Tosh, the first in her family to go to college, traveled through several countries through a program called Carpe Mundi, which offers scholarships to low-income students. They have to help raise funds for their trip and do coursework — including writing several papers upon return — but they get valuable college credit.

Traveling and volunteering — all without any technology at her disposal — inspired Tosh to switch from aeronautics to environmental engineering with a focus on sustainability. "I had spent all this time learning about myself, what I was passionate in. So I started gearing more towards taking classes that interest me, instead of taking the ones to get the grade."

My school will make it hard for me.

Unfortunately, this may be true, depending on the school. Many colleges, particularly the larger ones, don't make it easy for students to defer for a year. Some will make students re-apply completely, while others will tell students their financial aid packages are in jeopardy.

"Tier 1 schools are wholeheartedly, uniformly invested in their students doing a gap year," Knight said. Harvard's accepted students' packets include mention of the benefits of time off. Each year, according to Harvard's website, between 80 and 110 accepted students take time off before matriculating. And the school says they believe that number contributes to their exceptionally high (98 percent) graduation rate. If you think a gap year might be for you, look into your prospective schools' policies around deferring.

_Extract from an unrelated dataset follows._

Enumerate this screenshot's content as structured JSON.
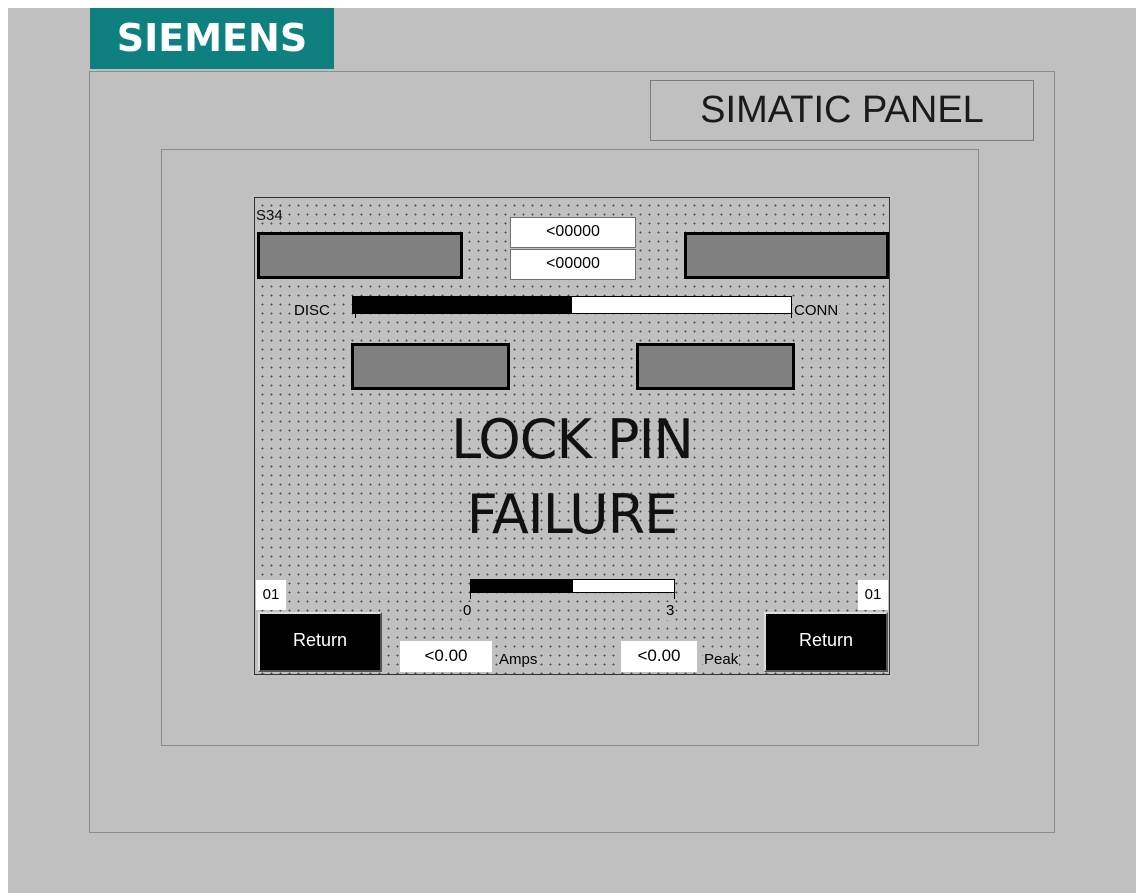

I'll lose momentum and never graduate.

Parents may worry that if students don't go to college right away, they won't ever graduate. In the case of a gap year, that is not the case, "Nine out of 10 students are back at a four-year institution within one year of completing their gap year," Knight said.

It's not going to change my life.

Don't be so sure. Returning to Portland from Central America "felt like this whole rejuvenation," Tosh said. "I was able to enter back into school with a newfound patience. If I could wait for public transportation in the middle of Guatemala, I could wait for that next new test, and there was not as much anxiety as there was before."

It may even make you a better person. According to an American Gap Association survey, 86 percent of employed former gap-year participants say they are satisfied or very satisfied with their jobs. 63 percent report voting in the 2014 election. And 83 percent reported participating in community service in the previous month.